I was in Gazi Bay, a quiet village 34 miles south of Mombasa, Kenya. In the international arena, Gazi is best known for its 2.4 square miles of mangrove forests and is probably the most studied mangrove ecosystem in the world. The resident population, about 1500 (most of whom survive on less than $2 a day), depends on the mangroves for house and boat construction, firewood and providing fish habitat. Some mangrove species are also used to make medicinal products, dyes and the green Avicennia marina logs are used to keep away mosquitoes since they are very smoky when burnt (the Kenyan coast is malaria endemic and about half of the hospital admissions are due to malaria). Overexploitation of the forest has led to degradation but thanks to reforestation efforts, more than 1 million trees have been replanted at Gazi.
Abdulla invited me home for a delicious meal of biryani, a spicy dish of rice and meat which is very common in the muslim world.

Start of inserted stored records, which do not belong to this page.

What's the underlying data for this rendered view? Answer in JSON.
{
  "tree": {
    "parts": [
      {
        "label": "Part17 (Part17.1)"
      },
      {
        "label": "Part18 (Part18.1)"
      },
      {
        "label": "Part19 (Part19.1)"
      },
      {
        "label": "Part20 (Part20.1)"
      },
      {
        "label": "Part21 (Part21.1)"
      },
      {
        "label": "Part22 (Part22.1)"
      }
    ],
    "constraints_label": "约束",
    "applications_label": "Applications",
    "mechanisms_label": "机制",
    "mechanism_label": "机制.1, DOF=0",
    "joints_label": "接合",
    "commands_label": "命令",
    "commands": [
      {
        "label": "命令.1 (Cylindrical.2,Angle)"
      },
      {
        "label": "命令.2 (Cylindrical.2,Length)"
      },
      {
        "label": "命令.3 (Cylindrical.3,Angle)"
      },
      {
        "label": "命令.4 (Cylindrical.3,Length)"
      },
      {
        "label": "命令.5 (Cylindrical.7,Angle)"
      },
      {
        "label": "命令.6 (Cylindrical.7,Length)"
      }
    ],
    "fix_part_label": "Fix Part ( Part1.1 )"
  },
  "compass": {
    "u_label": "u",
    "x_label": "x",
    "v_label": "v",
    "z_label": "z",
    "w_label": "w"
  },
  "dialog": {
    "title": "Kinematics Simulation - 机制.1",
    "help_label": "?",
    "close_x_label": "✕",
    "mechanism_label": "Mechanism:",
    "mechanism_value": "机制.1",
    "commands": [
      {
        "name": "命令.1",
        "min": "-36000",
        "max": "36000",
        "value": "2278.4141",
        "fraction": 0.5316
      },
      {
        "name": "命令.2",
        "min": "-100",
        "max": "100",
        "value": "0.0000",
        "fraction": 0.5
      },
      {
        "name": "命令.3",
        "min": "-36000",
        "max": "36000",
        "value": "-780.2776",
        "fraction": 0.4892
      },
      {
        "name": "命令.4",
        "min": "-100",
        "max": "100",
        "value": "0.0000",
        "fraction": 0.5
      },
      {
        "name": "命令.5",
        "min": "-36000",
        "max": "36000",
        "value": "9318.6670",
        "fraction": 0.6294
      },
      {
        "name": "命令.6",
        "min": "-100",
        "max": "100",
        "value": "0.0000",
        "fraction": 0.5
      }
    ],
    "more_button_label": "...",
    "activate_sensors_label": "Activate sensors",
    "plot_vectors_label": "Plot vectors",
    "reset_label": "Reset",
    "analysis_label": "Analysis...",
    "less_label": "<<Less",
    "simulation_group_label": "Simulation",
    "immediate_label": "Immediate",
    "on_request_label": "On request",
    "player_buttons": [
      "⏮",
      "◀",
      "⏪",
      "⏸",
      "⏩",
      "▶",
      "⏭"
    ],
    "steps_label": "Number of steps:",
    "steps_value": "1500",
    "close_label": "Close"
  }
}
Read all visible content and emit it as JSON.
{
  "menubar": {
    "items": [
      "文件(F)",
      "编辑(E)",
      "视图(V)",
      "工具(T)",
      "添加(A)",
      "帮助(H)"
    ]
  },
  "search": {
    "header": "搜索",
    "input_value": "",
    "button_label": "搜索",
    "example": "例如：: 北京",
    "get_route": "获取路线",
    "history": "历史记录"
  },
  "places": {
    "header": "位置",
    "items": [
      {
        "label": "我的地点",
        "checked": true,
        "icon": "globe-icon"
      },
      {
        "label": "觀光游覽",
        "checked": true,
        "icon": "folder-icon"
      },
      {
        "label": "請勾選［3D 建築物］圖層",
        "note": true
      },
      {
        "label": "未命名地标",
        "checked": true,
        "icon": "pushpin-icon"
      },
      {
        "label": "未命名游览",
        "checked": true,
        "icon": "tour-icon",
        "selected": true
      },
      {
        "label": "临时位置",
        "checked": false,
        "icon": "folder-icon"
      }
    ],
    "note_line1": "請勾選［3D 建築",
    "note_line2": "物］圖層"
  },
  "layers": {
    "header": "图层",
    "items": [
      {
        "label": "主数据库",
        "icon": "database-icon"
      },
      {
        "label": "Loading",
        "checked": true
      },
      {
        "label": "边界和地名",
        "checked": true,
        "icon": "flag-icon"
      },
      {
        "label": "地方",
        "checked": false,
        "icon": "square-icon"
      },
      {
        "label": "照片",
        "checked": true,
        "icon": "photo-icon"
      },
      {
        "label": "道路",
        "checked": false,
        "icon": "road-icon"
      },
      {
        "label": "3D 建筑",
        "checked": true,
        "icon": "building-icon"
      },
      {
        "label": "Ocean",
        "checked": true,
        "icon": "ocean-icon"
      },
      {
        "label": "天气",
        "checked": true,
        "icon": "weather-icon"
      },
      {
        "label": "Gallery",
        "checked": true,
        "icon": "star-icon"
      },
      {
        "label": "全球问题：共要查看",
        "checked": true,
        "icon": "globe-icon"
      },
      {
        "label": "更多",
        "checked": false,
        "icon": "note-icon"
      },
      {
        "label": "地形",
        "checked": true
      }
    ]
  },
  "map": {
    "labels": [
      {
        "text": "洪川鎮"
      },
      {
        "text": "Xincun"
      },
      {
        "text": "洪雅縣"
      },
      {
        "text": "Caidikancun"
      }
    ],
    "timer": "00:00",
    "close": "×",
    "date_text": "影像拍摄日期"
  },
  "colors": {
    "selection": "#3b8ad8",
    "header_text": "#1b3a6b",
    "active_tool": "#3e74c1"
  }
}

Behind his house was a tree with one almost-ripe jackfruit growing from the trunk, several meters high. I loved jackfruit but I never knew that they grew so high off the ground, much less directly from the trunk. It actually is the largest tree-borne fruit in the world, weighing up to 80 lbs. I wouldn’t want to be under one of those when it fell! Abdulla promised me he would send it to me in Mombasa when it ripened.
After lunch, I got a tour of a boardwalk through the mangroves. It was built by the locals to provide a source of income to the community and to raise awareness of the need for conservation efforts. In South East Asia, villages sheltered by mangroves suffered less from the tsunami as compared to the open stretches of coast which felt its full effects.
Not wanting to be caught in the Sunday evening traffic jam at the Likoni ferry, I left Gazi around 4pm after loading my car with oranges and apple mangoes (a mango cultivar whose flesh is firm, sweet and doesn’t leave fibers sticking in between your teeth). The oranges are a little dried out, Abdulla told me as he bid me kwaheri… hopefully it will rain soon…
In commemoration of World Malaria Day on April 25, Hakuna Matata Tents would like to donate a share of the proceeds from its SansBug tent sales. Until April 24, for every 20 tents that are sold, we will donate one tent to a needy family in Gazi. Ahsante sana!